Maureen Kelleher’s recent piece,
Another Reminder That We Can’t Hold Schools Accountable Without Giving Them Support is exactly right, particularly when considering college preparation and college-going. Today, many of us take for granted that preparing students for college is a goal—if not
the goal—of public high schools. Historically, this was not the case. At no time in U.S. history have public schools been designed to prepare all students for college. So, while the goals for our schools have changed, our model has not. We expect schools to deliver new and improved outcomes without adequate data and resources on proven college-readiness milestones, and it shows. Less than half of U.S. students meet state standards measuring readiness for college, and
only a quarter of high schoolers who take the ACT meet all the test’s benchmarks for college preparedness. Such outcomes shouldn’t come as a surprise. We’ve been expecting high schools to do a job they’ve never done before. Traditionally, high school students received an education designed to prepare them for entry-level jobs or a specific trade in a largely manufacturing-based labor economy. As recently as 2002, more than 2.5 million students, including 46 percent of Black students and 39 percent of Hispanic students, attended high schools where
fewer than 60 percent of freshmen went on to earn a diploma.

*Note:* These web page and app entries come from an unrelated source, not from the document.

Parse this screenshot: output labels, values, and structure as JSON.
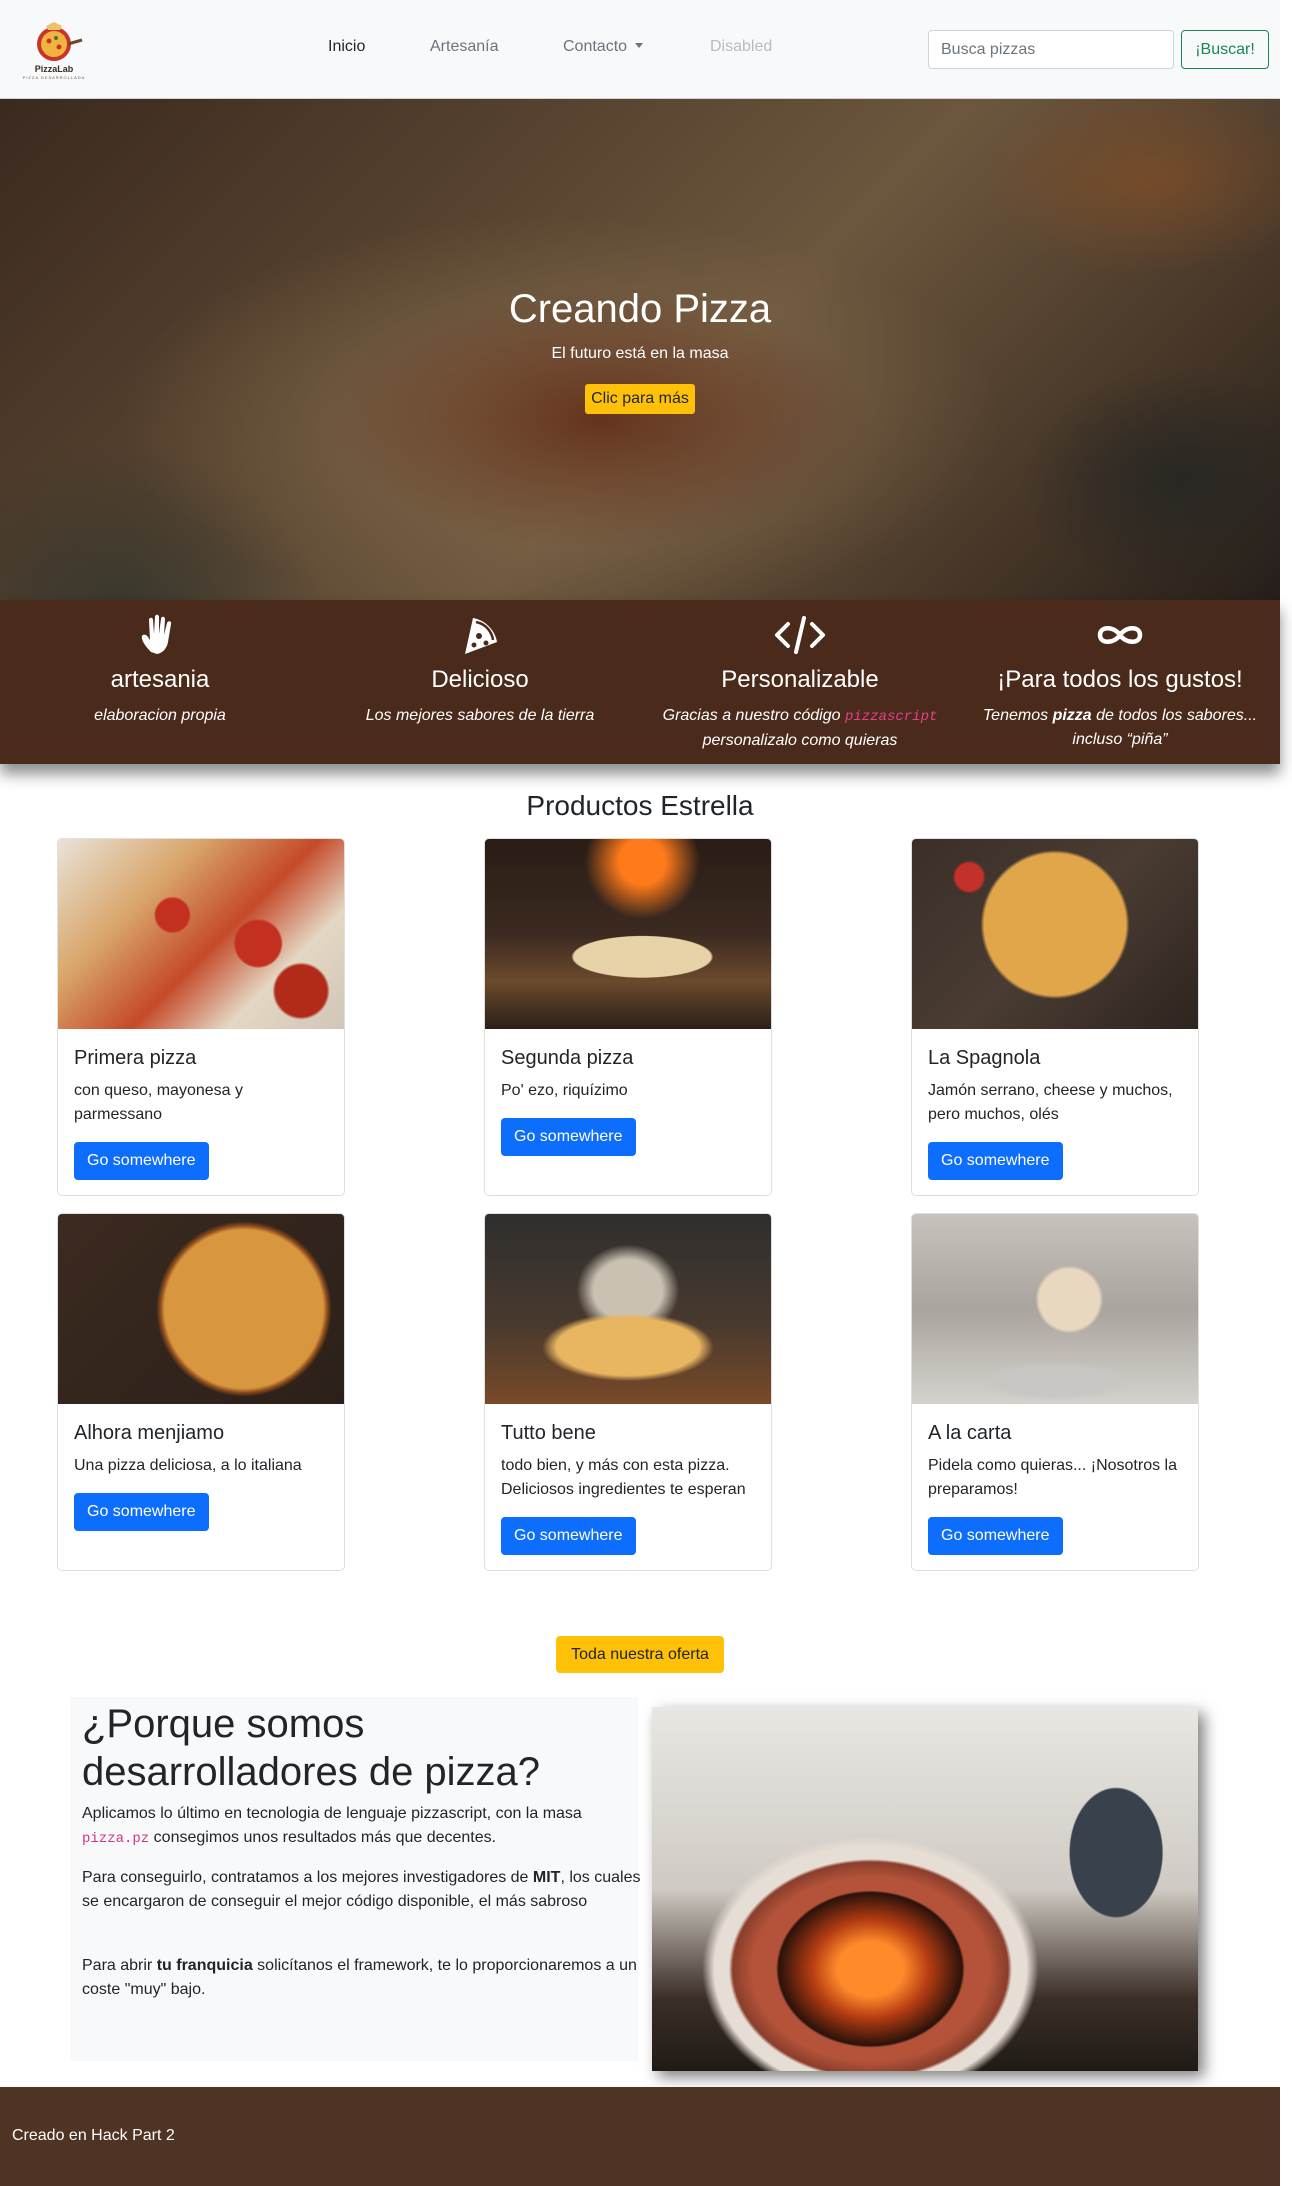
{
  "brand": {
    "name": "PizzaLab",
    "tagline": "PIZZA DESARROLLADA"
  },
  "nav": {
    "items": [
      {
        "label": "Inicio",
        "state": "active"
      },
      {
        "label": "Artesanía",
        "state": "normal"
      },
      {
        "label": "Contacto",
        "state": "dropdown"
      },
      {
        "label": "Disabled",
        "state": "disabled"
      }
    ],
    "search_placeholder": "Busca pizzas",
    "search_button": "¡Buscar!"
  },
  "hero": {
    "title": "Creando Pizza",
    "subtitle": "El futuro está en la masa",
    "button": "Clic para más"
  },
  "features": [
    {
      "icon": "hand-icon",
      "title": "artesania",
      "desc": "elaboracion propia"
    },
    {
      "icon": "pizza-slice-icon",
      "title": "Delicioso",
      "desc": "Los mejores sabores de la tierra"
    },
    {
      "icon": "code-icon",
      "title": "Personalizable",
      "desc_before": "Gracias a nuestro código",
      "code": "pizzascript",
      "desc_after": "personalizalo como quieras"
    },
    {
      "icon": "infinity-icon",
      "title": "¡Para todos los gustos!",
      "desc_before": "Tenemos",
      "bold": "pizza",
      "desc_after": "de todos los sabores... incluso “piña”"
    }
  ],
  "products": {
    "title": "Productos Estrella",
    "cards": [
      {
        "title": "Primera pizza",
        "text": "con queso, mayonesa y parmessano",
        "button": "Go somewhere"
      },
      {
        "title": "Segunda pizza",
        "text": "Po' ezo, riquízimo",
        "button": "Go somewhere"
      },
      {
        "title": "La Spagnola",
        "text": "Jamón serrano, cheese y muchos, pero muchos, olés",
        "button": "Go somewhere"
      },
      {
        "title": "Alhora menjiamo",
        "text": "Una pizza deliciosa, a lo italiana",
        "button": "Go somewhere"
      },
      {
        "title": "Tutto bene",
        "text": "todo bien, y más con esta pizza. Deliciosos ingredientes te esperan",
        "button": "Go somewhere"
      },
      {
        "title": "A la carta",
        "text": "Pidela como quieras... ¡Nosotros la preparamos!",
        "button": "Go somewhere"
      }
    ],
    "all_button": "Toda nuestra oferta"
  },
  "why": {
    "title": "¿Porque somos desarrolladores de pizza?",
    "p1_before": "Aplicamos lo último en tecnologia de lenguaje pizzascript, con la masa",
    "p1_code": "pizza.pz",
    "p1_after": "consegimos unos resultados más que decentes.",
    "p2_before": "Para conseguirlo, contratamos a los mejores investigadores de",
    "p2_bold": "MIT",
    "p2_after": ", los cuales se encargaron de conseguir el mejor código disponible, el más sabroso",
    "p3_before": "Para abrir",
    "p3_bold": "tu franquicia",
    "p3_after": "solicítanos el framework, te lo proporcionaremos a un coste \"muy\" bajo."
  },
  "footer": {
    "text": "Creado en Hack Part 2"
  },
  "colors": {
    "brown": "#4a2a1b",
    "footer": "#4f3423",
    "yellow": "#ffc107",
    "blue": "#0d6efd",
    "green": "#198754"
  }
}
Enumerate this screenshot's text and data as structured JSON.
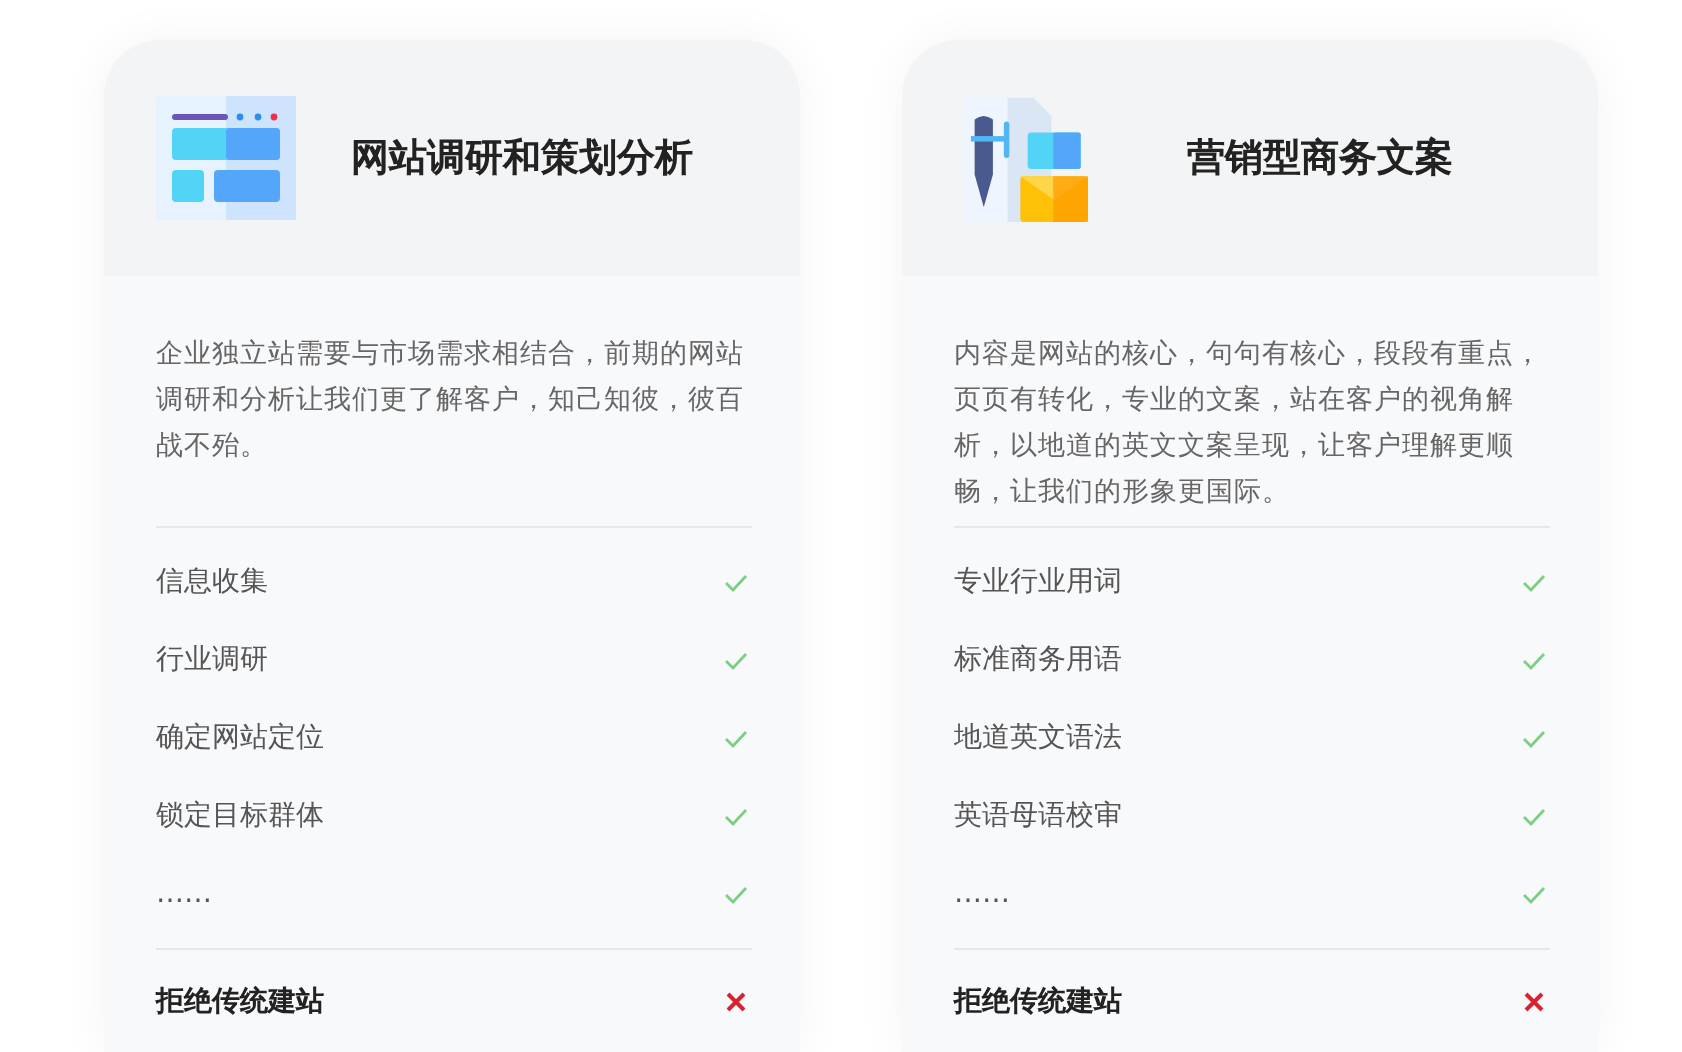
{
  "cards": [
    {
      "kind": "layout",
      "title": "网站调研和策划分析",
      "description": "企业独立站需要与市场需求相结合，前期的网站调研和分析让我们更了解客户，知己知彼，彼百战不殆。",
      "features": [
        {
          "label": "信息收集",
          "kind": "check"
        },
        {
          "label": "行业调研",
          "kind": "check"
        },
        {
          "label": "确定网站定位",
          "kind": "check"
        },
        {
          "label": "锁定目标群体",
          "kind": "check"
        },
        {
          "label": "……",
          "kind": "check"
        }
      ],
      "footer": {
        "label": "拒绝传统建站",
        "kind": "cross"
      }
    },
    {
      "kind": "writing",
      "title": "营销型商务文案",
      "description": "内容是网站的核心，句句有核心，段段有重点，页页有转化，专业的文案，站在客户的视角解析，以地道的英文文案呈现，让客户理解更顺畅，让我们的形象更国际。",
      "features": [
        {
          "label": "专业行业用词",
          "kind": "check"
        },
        {
          "label": "标准商务用语",
          "kind": "check"
        },
        {
          "label": "地道英文语法",
          "kind": "check"
        },
        {
          "label": "英语母语校审",
          "kind": "check"
        },
        {
          "label": "……",
          "kind": "check"
        }
      ],
      "footer": {
        "label": "拒绝传统建站",
        "kind": "cross"
      }
    }
  ]
}
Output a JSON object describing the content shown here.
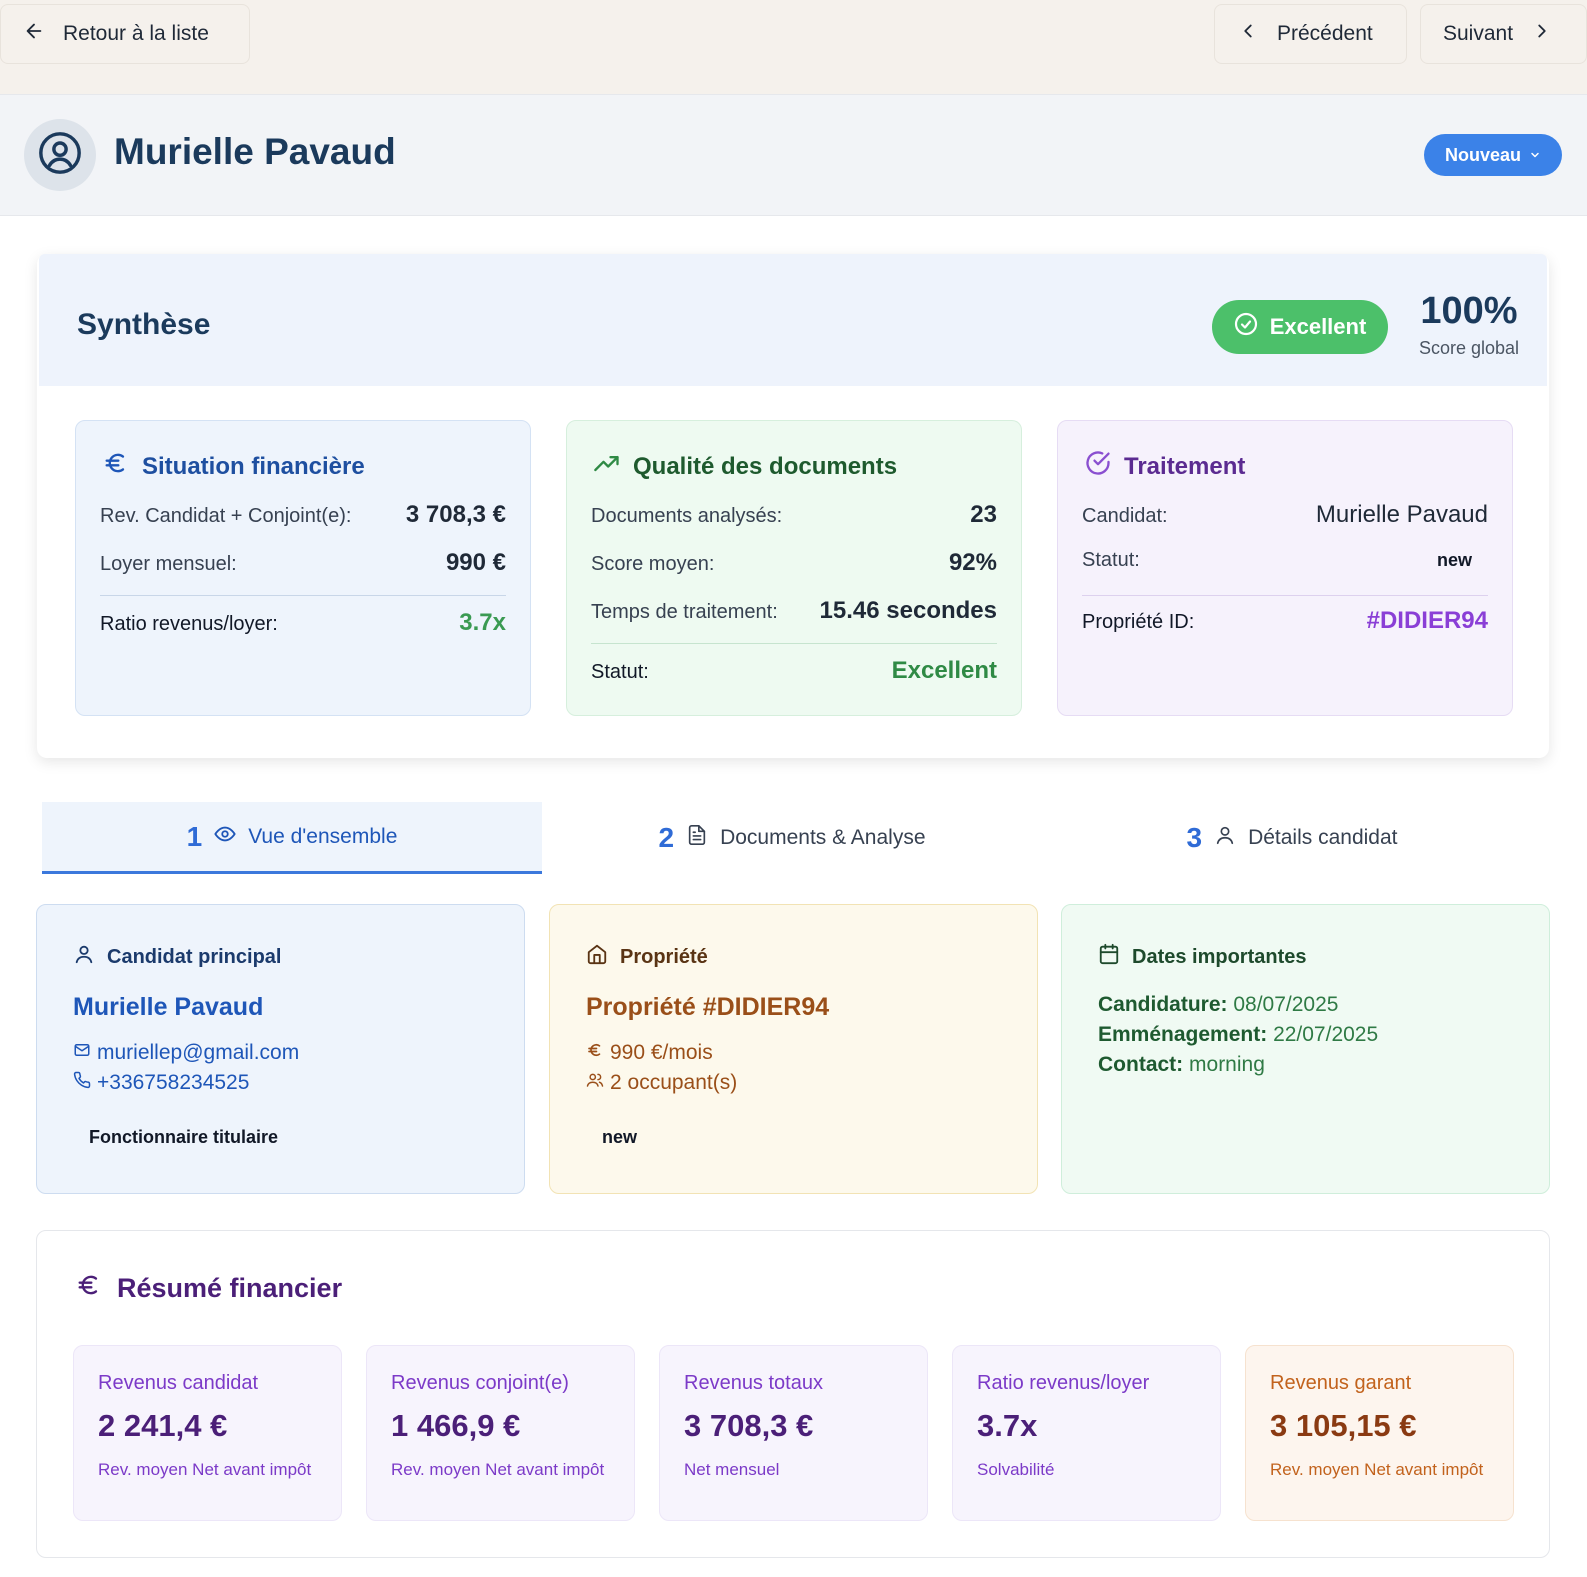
{
  "nav": {
    "back_label": "Retour à la liste",
    "prev_label": "Précédent",
    "next_label": "Suivant"
  },
  "header": {
    "name": "Murielle Pavaud",
    "status": "Nouveau"
  },
  "synthese": {
    "title": "Synthèse",
    "badge": "Excellent",
    "score": "100%",
    "score_label": "Score global",
    "financial": {
      "title": "Situation financière",
      "rows": [
        {
          "label": "Rev. Candidat + Conjoint(e):",
          "value": "3 708,3 €"
        },
        {
          "label": "Loyer mensuel:",
          "value": "990 €"
        }
      ],
      "ratio_label": "Ratio revenus/loyer:",
      "ratio_value": "3.7x"
    },
    "documents": {
      "title": "Qualité des documents",
      "rows": [
        {
          "label": "Documents analysés:",
          "value": "23"
        },
        {
          "label": "Score moyen:",
          "value": "92%"
        },
        {
          "label": "Temps de traitement:",
          "value": "15.46 secondes"
        }
      ],
      "status_label": "Statut:",
      "status_value": "Excellent"
    },
    "processing": {
      "title": "Traitement",
      "candidate_label": "Candidat:",
      "candidate_value": "Murielle Pavaud",
      "status_label": "Statut:",
      "status_value": "new",
      "property_label": "Propriété ID:",
      "property_value": "#DIDIER94"
    }
  },
  "tabs": [
    {
      "num": "1",
      "label": "Vue d'ensemble",
      "icon": "eye-icon"
    },
    {
      "num": "2",
      "label": "Documents & Analyse",
      "icon": "file-icon"
    },
    {
      "num": "3",
      "label": "Détails candidat",
      "icon": "user-icon"
    }
  ],
  "overview": {
    "candidate": {
      "title": "Candidat principal",
      "name": "Murielle Pavaud",
      "email": "muriellep@gmail.com",
      "phone": "+336758234525",
      "tag": "Fonctionnaire titulaire"
    },
    "property": {
      "title": "Propriété",
      "name": "Propriété #DIDIER94",
      "rent": "990 €/mois",
      "occupants": "2 occupant(s)",
      "tag": "new"
    },
    "dates": {
      "title": "Dates importantes",
      "application_label": "Candidature:",
      "application_value": "08/07/2025",
      "move_label": "Emménagement:",
      "move_value": "22/07/2025",
      "contact_label": "Contact:",
      "contact_value": "morning"
    }
  },
  "financial_summary": {
    "title": "Résumé financier",
    "boxes": [
      {
        "label": "Revenus candidat",
        "value": "2 241,4 €",
        "sub": "Rev. moyen Net avant impôt"
      },
      {
        "label": "Revenus conjoint(e)",
        "value": "1 466,9 €",
        "sub": "Rev. moyen Net avant impôt"
      },
      {
        "label": "Revenus totaux",
        "value": "3 708,3 €",
        "sub": "Net mensuel"
      },
      {
        "label": "Ratio revenus/loyer",
        "value": "3.7x",
        "sub": "Solvabilité"
      },
      {
        "label": "Revenus garant",
        "value": "3 105,15 €",
        "sub": "Rev. moyen Net avant impôt"
      }
    ]
  },
  "colors": {
    "primary": "#3b82e8",
    "success": "#4cc06a",
    "purple": "#7c3ac8",
    "orange": "#c2621c"
  }
}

If students dropped out of high school, it was disappointing, but not a cause of real concern; they could walk into a factory without a diploma and land a well-paying job.
The Knowledge Economy
The knowledge economy has changed everything. Jobs for high school dropouts have all but disappeared, and jobs for high school graduates no longer provide a pathway to middle-class comforts. Projections show that, by 2020, more than
1 in 3 jobs will require at least a bachelor’s degree. A college degree has become the most reliable gateway to prosperity: students who earn a college degree are
five times likelier to escape poverty.
They’re also healthier and happier: less likely to commit crimes or suffer from illness, and more likely to volunteer, vote—even live longer. Students’ aspirations reflect these facts. The share of high schoolers nationally who reported they aspire to earn a bachelor’s degree or higher doubled in recent decades, from
40 percent in 1980 to
87 percent by 2015. However, bridging the gap between students’ college aspirations and attainment has proven difficult. While the vast majority of our nation’s high school students aspire to earn a college degree,
less than 1 in 3 succeed. We need to close this gap, and that means the role of high schools has to change dramatically. The goalposts have moved and now we need to update the playbooks. Now is the time to get concrete about what will move more students down the field toward college.
Getting To and Through College
The city of Chicago is striving to do just that. In the past decade, Chicago has seen its
high school graduation rate improve significantly, from just 57 percent in 2006 to 74 percent last year. It also saw its college enrollment rate rise, from 33 percent in 2006 to 42 percent in 2014. College graduation rates, however,
have remained frustratingly stagnant. In light of this, the University of Chicago’s
Urban Education Institute (UEI) developed an
online tool designed to give every high school in Chicago real-time access to data on their students’ progress along the path to and through college. The tool enables educators and families to see how many of their students, and which specific student groups, are reaching the milestones
that research shows matter most for college success. The tool also links all Chicago public high schools to college outcomes for the first time, providing the full picture of students’ educational progress, from ninth grade through college graduation. At the same time, UChicago’s
Network for College Success is equipping high school leaders from across Chicago with the training and resources to put data on their students’ high school and college attainment into practice. This approach has begun bearing fruit. Five years ago, Chicago’s George Washington High School discovered
only 35 percent of its graduating seniors had enrolled in college. In response, school leaders launched a postsecondary leadership team and recruited every teacher in the building to take a more active role in discussing college choice with their students. The team meets monthly to review data on students’ college and financial aid applications and alerts students when their GPA dips below the 3.0 threshold necessary to be admitted to many four-year colleges and receive financial-aid offers. Teachers participate in an annual parent “phone-a-thon” to engage families in discussions about academic progress and postsecondary plans. And the school’s tagline, “Where college is the mission,” is emblazoned on every flier. All of these efforts have helped propel Washington’s college enrollment from 35 percent in 2011 to 59 percent last year, and not at the expense of student achievement: Scores on the ACT are up and students are getting accepted into more selective colleges. No small feat. Success stories like George Washington’s show high schools can organize in a way that helps more students make it to and through college. But they can’t be expected to take on this herculean task in isolation. They need
research that identifies the milestones that matter most for students’ college success. They need access to
data that illuminates how their students are progressing on those milestones. And they need capacity-building
resources that help them put that research and data into action. Only then, will we close the enormous gap between our students’ college aspirations—and future economic vitality—and our reality.
Elaine Allensworth is the Lewis-Sebring Director of the University of Chicago Consortium on School Research, a unit of the University’s Urban Education Institute. The UChicago Consortium conducts research of high technical quality that can inform and assess policy and practice in the Chicago Public Schools and beyond.